_Task directions_. When a line in the listing contains the string "favicon", pick it out and copy it.
━━━━━ Data under study ━━━━━
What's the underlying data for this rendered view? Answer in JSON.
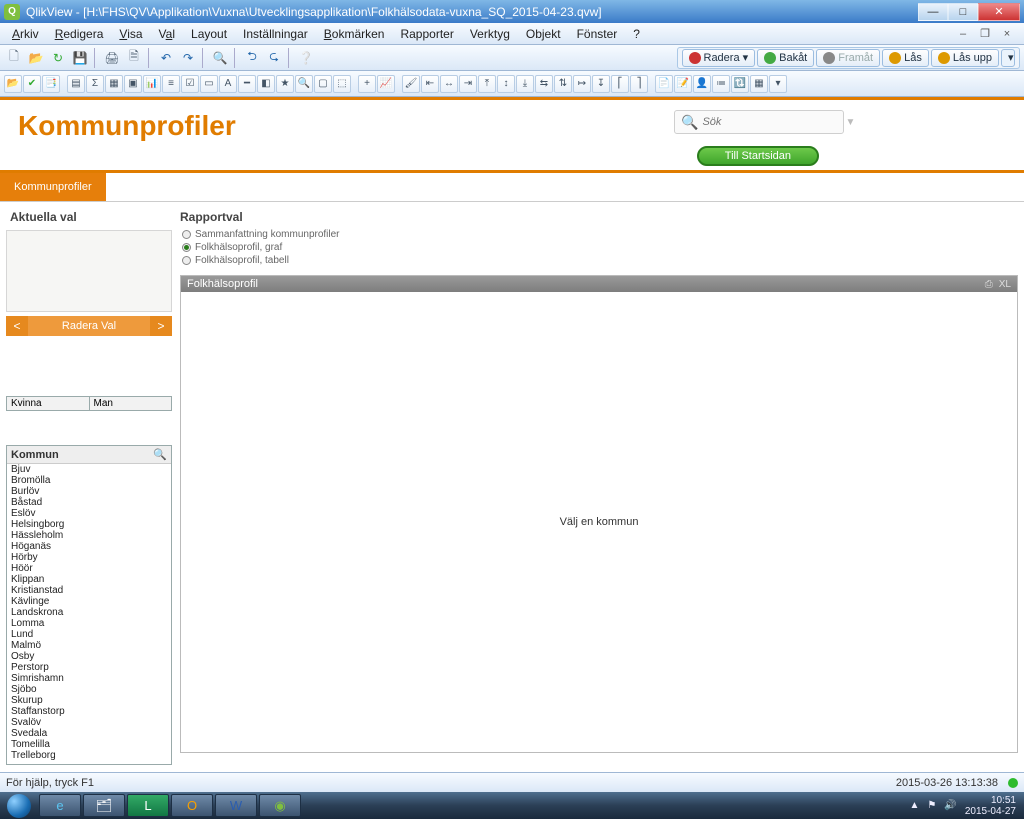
{
  "window": {
    "app": "QlikView",
    "path": "[H:\\FHS\\QV\\Applikation\\Vuxna\\Utvecklingsapplikation\\Folkhälsodata-vuxna_SQ_2015-04-23.qvw]"
  },
  "menu": {
    "arkiv": "Arkiv",
    "redigera": "Redigera",
    "visa": "Visa",
    "val": "Val",
    "layout": "Layout",
    "installningar": "Inställningar",
    "bokmarken": "Bokmärken",
    "rapporter": "Rapporter",
    "verktyg": "Verktyg",
    "objekt": "Objekt",
    "fonster": "Fönster",
    "help": "?"
  },
  "right_toolbar": {
    "radera": "Radera",
    "bakat": "Bakåt",
    "framat": "Framåt",
    "las": "Lås",
    "las_upp": "Lås upp"
  },
  "page": {
    "title": "Kommunprofiler",
    "search_placeholder": "Sök",
    "startsidan": "Till Startsidan",
    "tab": "Kommunprofiler"
  },
  "left": {
    "aktuella_title": "Aktuella val",
    "radera_val": "Radera Val",
    "lt": "<",
    "gt": ">",
    "kvinna": "Kvinna",
    "man": "Man",
    "kommun_hdr": "Kommun",
    "kommuner": [
      "Bjuv",
      "Bromölla",
      "Burlöv",
      "Båstad",
      "Eslöv",
      "Helsingborg",
      "Hässleholm",
      "Höganäs",
      "Hörby",
      "Höör",
      "Klippan",
      "Kristianstad",
      "Kävlinge",
      "Landskrona",
      "Lomma",
      "Lund",
      "Malmö",
      "Osby",
      "Perstorp",
      "Simrishamn",
      "Sjöbo",
      "Skurup",
      "Staffanstorp",
      "Svalöv",
      "Svedala",
      "Tomelilla",
      "Trelleborg"
    ]
  },
  "right": {
    "rapportval_title": "Rapportval",
    "rv": [
      {
        "label": "Sammanfattning kommunprofiler",
        "selected": false
      },
      {
        "label": "Folkhälsoprofil, graf",
        "selected": true
      },
      {
        "label": "Folkhälsoprofil, tabell",
        "selected": false
      }
    ],
    "chart_title": "Folkhälsoprofil",
    "chart_tools_print": "⎙",
    "chart_tools_xl": "XL",
    "chart_empty": "Välj en kommun"
  },
  "status": {
    "help": "För hjälp, tryck F1",
    "timestamp": "2015-03-26 13:13:38"
  },
  "tray": {
    "time": "10:51",
    "date": "2015-04-27"
  }
}
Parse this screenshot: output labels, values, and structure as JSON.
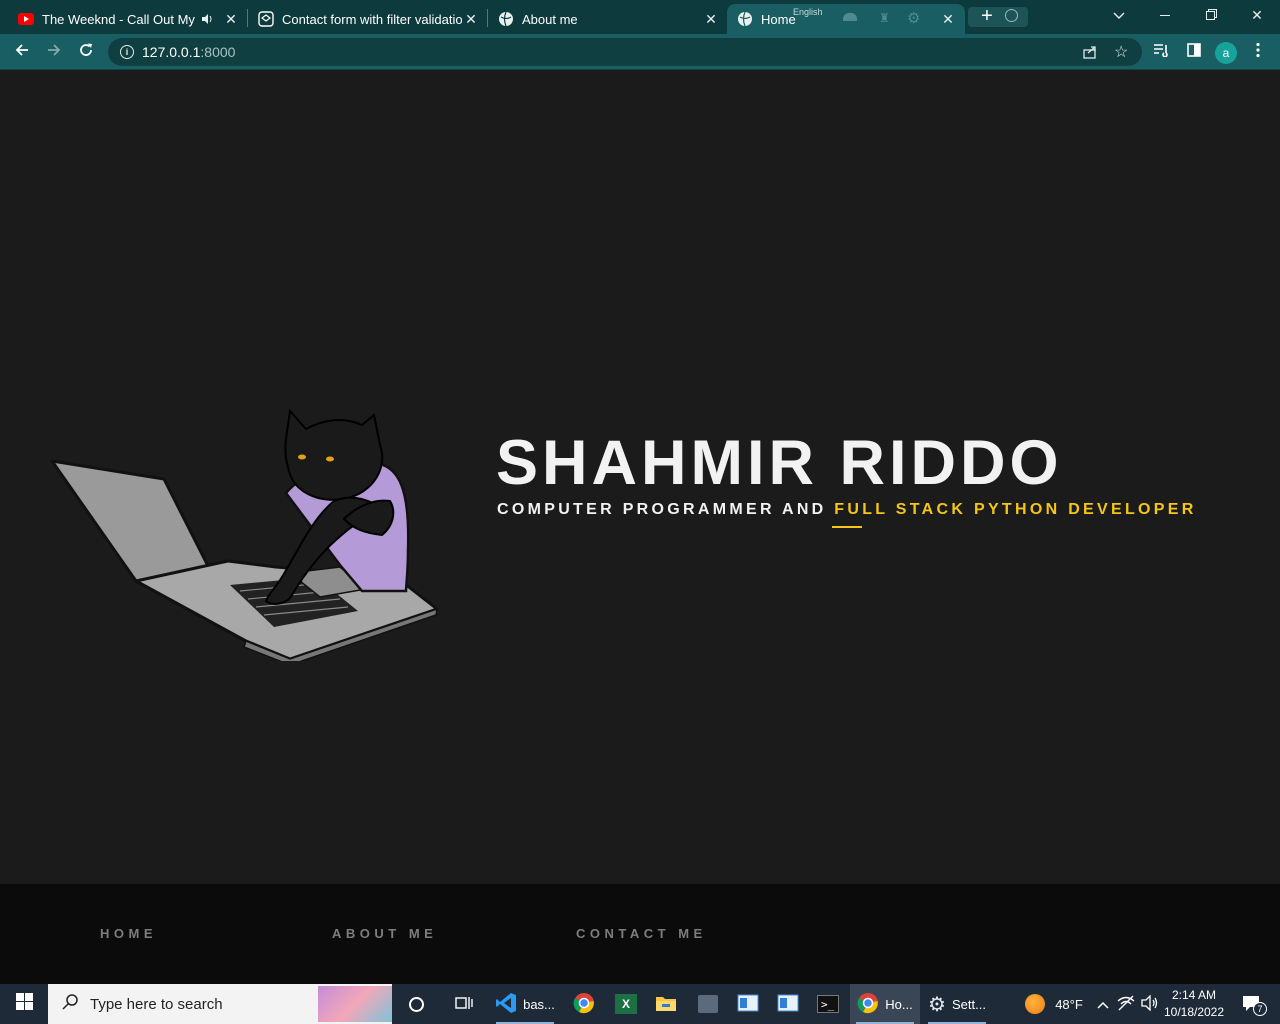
{
  "browser": {
    "tabs": [
      {
        "title": "The Weeknd - Call Out My Name",
        "favicon": "youtube-icon",
        "audio": true
      },
      {
        "title": "Contact form with filter validation",
        "favicon": "codepen-icon"
      },
      {
        "title": "About me",
        "favicon": "globe-icon"
      },
      {
        "title": "Home",
        "favicon": "globe-icon",
        "active": true
      }
    ],
    "tab_overlay_text": "English",
    "url_host": "127.0.0.1",
    "url_port": ":8000",
    "profile_initial": "a"
  },
  "hero": {
    "name": "SHAHMIR RIDDO",
    "role_plain": "COMPUTER PROGRAMMER AND ",
    "role_highlight": "FULL STACK PYTHON DEVELOPER",
    "illustration": "cat-typing-on-laptop"
  },
  "footer": {
    "links": [
      "HOME",
      "ABOUT ME",
      "CONTACT ME"
    ]
  },
  "taskbar": {
    "search_placeholder": "Type here to search",
    "apps": [
      {
        "name": "VS Code",
        "label": "bas..."
      },
      {
        "name": "Chrome",
        "label": "Ho..."
      },
      {
        "name": "Settings",
        "label": "Sett..."
      }
    ],
    "weather": "48°F",
    "time": "2:14 AM",
    "date": "10/18/2022",
    "notifications": "7"
  },
  "colors": {
    "accent": "#f5c518",
    "page_bg": "#1b1b1c",
    "footer_bg": "#0b0b0c",
    "browser_frame": "#195e62"
  }
}
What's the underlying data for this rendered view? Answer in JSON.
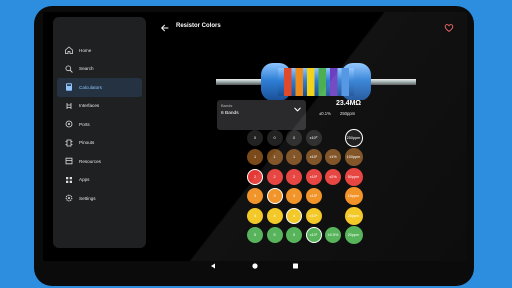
{
  "sidebar": {
    "items": [
      {
        "label": "Home",
        "icon": "home-icon",
        "active": false
      },
      {
        "label": "Search",
        "icon": "search-icon",
        "active": false
      },
      {
        "label": "Calculators",
        "icon": "calculator-icon",
        "active": true
      },
      {
        "label": "Interfaces",
        "icon": "interfaces-icon",
        "active": false
      },
      {
        "label": "Ports",
        "icon": "ports-icon",
        "active": false
      },
      {
        "label": "Pinouts",
        "icon": "pinouts-icon",
        "active": false
      },
      {
        "label": "Resources",
        "icon": "resources-icon",
        "active": false
      },
      {
        "label": "Apps",
        "icon": "apps-icon",
        "active": false
      },
      {
        "label": "Settings",
        "icon": "settings-icon",
        "active": false
      }
    ]
  },
  "header": {
    "title": "Resistor Colors"
  },
  "bands_select": {
    "label": "Bands",
    "value": "6 Bands"
  },
  "result": {
    "value": "23.4MΩ",
    "tolerance": "±0.1%",
    "temp_coeff": "250ppm"
  },
  "colors": {
    "accent": "#2d8ee0",
    "heart": "#f06060",
    "active_nav": "#243241"
  },
  "resistor_bands": [
    "#e04a2a",
    "#f08c1a",
    "#f2d31a",
    "#4caf50",
    "#6a3fc0",
    "#4a90e2"
  ],
  "grid": {
    "rows": [
      [
        {
          "text": "0",
          "bg": "#222",
          "fg": "#fff"
        },
        {
          "text": "0",
          "bg": "#222",
          "fg": "#fff"
        },
        {
          "text": "0",
          "bg": "#222",
          "fg": "#fff"
        },
        {
          "text": "x10⁰",
          "bg": "#222",
          "fg": "#fff"
        },
        {
          "text": "",
          "bg": "#000",
          "fg": "#fff"
        },
        {
          "text": "250ppm",
          "bg": "#111",
          "fg": "#fff",
          "selected": true
        }
      ],
      [
        {
          "text": "1",
          "bg": "#7a4a1a",
          "fg": "#fff"
        },
        {
          "text": "1",
          "bg": "#7a4a1a",
          "fg": "#fff"
        },
        {
          "text": "1",
          "bg": "#7a4a1a",
          "fg": "#fff"
        },
        {
          "text": "x10¹",
          "bg": "#7a4a1a",
          "fg": "#fff"
        },
        {
          "text": "±1%",
          "bg": "#7a4a1a",
          "fg": "#fff"
        },
        {
          "text": "100ppm",
          "bg": "#7a4a1a",
          "fg": "#fff"
        }
      ],
      [
        {
          "text": "2",
          "bg": "#e53935",
          "fg": "#fff",
          "selected": true
        },
        {
          "text": "2",
          "bg": "#e53935",
          "fg": "#fff"
        },
        {
          "text": "2",
          "bg": "#e53935",
          "fg": "#fff"
        },
        {
          "text": "x10²",
          "bg": "#e53935",
          "fg": "#fff"
        },
        {
          "text": "±2%",
          "bg": "#e53935",
          "fg": "#fff"
        },
        {
          "text": "50ppm",
          "bg": "#e53935",
          "fg": "#fff"
        }
      ],
      [
        {
          "text": "3",
          "bg": "#f08c1a",
          "fg": "#fff"
        },
        {
          "text": "3",
          "bg": "#f08c1a",
          "fg": "#fff",
          "selected": true
        },
        {
          "text": "3",
          "bg": "#f08c1a",
          "fg": "#fff"
        },
        {
          "text": "x10³",
          "bg": "#f08c1a",
          "fg": "#fff"
        },
        {
          "text": "",
          "bg": "#000",
          "fg": "#fff"
        },
        {
          "text": "15ppm",
          "bg": "#f08c1a",
          "fg": "#fff"
        }
      ],
      [
        {
          "text": "4",
          "bg": "#f2c51a",
          "fg": "#fff"
        },
        {
          "text": "4",
          "bg": "#f2c51a",
          "fg": "#fff"
        },
        {
          "text": "4",
          "bg": "#f2c51a",
          "fg": "#fff",
          "selected": true
        },
        {
          "text": "x10⁴",
          "bg": "#f2c51a",
          "fg": "#fff"
        },
        {
          "text": "",
          "bg": "#000",
          "fg": "#fff"
        },
        {
          "text": "25ppm",
          "bg": "#f2c51a",
          "fg": "#fff"
        }
      ],
      [
        {
          "text": "5",
          "bg": "#4caf50",
          "fg": "#fff"
        },
        {
          "text": "5",
          "bg": "#4caf50",
          "fg": "#fff"
        },
        {
          "text": "5",
          "bg": "#4caf50",
          "fg": "#fff"
        },
        {
          "text": "x10⁵",
          "bg": "#4caf50",
          "fg": "#fff",
          "selected": true
        },
        {
          "text": "±0.5%",
          "bg": "#4caf50",
          "fg": "#fff"
        },
        {
          "text": "20ppm",
          "bg": "#4caf50",
          "fg": "#fff"
        }
      ]
    ]
  },
  "system_nav": [
    "back-icon",
    "home-circle-icon",
    "recents-icon"
  ]
}
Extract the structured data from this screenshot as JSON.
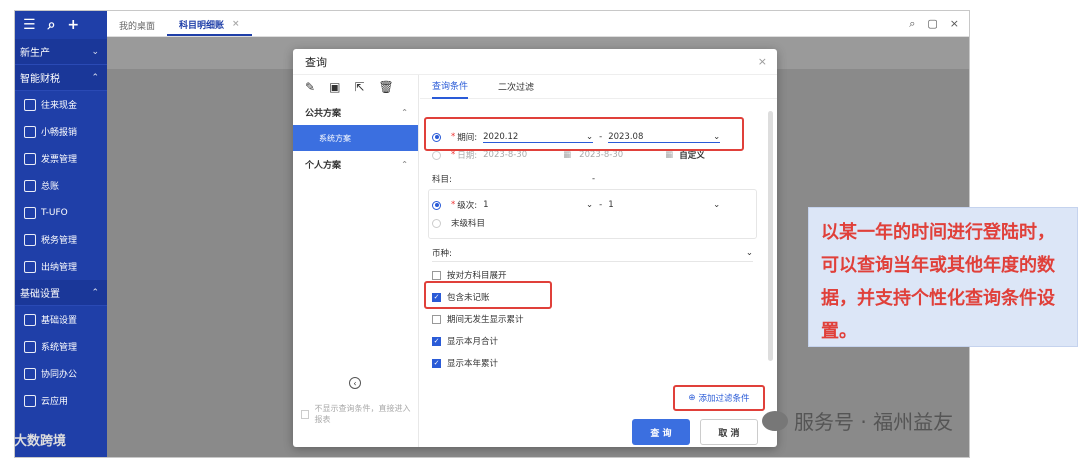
{
  "sidebar": {
    "top_icons": [
      "menu-icon",
      "search-icon",
      "plus-icon"
    ],
    "sections": [
      {
        "label": "新生产",
        "chevron": "⌄"
      },
      {
        "label": "智能财税",
        "chevron": "⌃"
      }
    ],
    "items1": [
      "往来现金",
      "小畅报销",
      "发票管理",
      "总账",
      "T-UFO",
      "税务管理",
      "出纳管理"
    ],
    "section3": {
      "label": "基础设置",
      "chevron": "⌃"
    },
    "items2": [
      "基础设置",
      "系统管理",
      "协同办公",
      "云应用"
    ]
  },
  "tabs": [
    {
      "label": "我的桌面"
    },
    {
      "label": "科目明细账"
    }
  ],
  "modal": {
    "title": "查询",
    "left": {
      "public_group": "公共方案",
      "system_scheme": "系统方案",
      "personal_group": "个人方案",
      "footer_note": "不显示查询条件，直接进入报表"
    },
    "tabs": [
      "查询条件",
      "二次过滤"
    ],
    "period": {
      "label": "期间:",
      "from": "2020.12",
      "to": "2023.08",
      "sep": "-"
    },
    "date": {
      "label": "日期:",
      "from": "2023-8-30",
      "to": "2023-8-30",
      "mode": "自定义"
    },
    "subject": {
      "label": "科目:",
      "sep": "-"
    },
    "level": {
      "label": "级次:",
      "from": "1",
      "to": "1",
      "sep": "-"
    },
    "leaf": "末级科目",
    "currency": "币种:",
    "checks": [
      {
        "label": "按对方科目展开",
        "on": false
      },
      {
        "label": "包含未记账",
        "on": true
      },
      {
        "label": "期间无发生显示累计",
        "on": false
      },
      {
        "label": "显示本月合计",
        "on": true
      },
      {
        "label": "显示本年累计",
        "on": true
      }
    ],
    "add_filter": "添加过滤条件",
    "query_button": "查 询",
    "cancel_button": "取 消"
  },
  "callout": "以某一年的时间进行登陆时，可以查询当年或其他年度的数据，并支持个性化查询条件设置。",
  "watermark_right": "服务号 · 福州益友",
  "watermark_left": "大数跨境"
}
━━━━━
_Your response_.
        "favicon": "youtube-icon",
        "favicon": "codepen-icon"
        "favicon": "globe-icon"
        "favicon": "globe-icon",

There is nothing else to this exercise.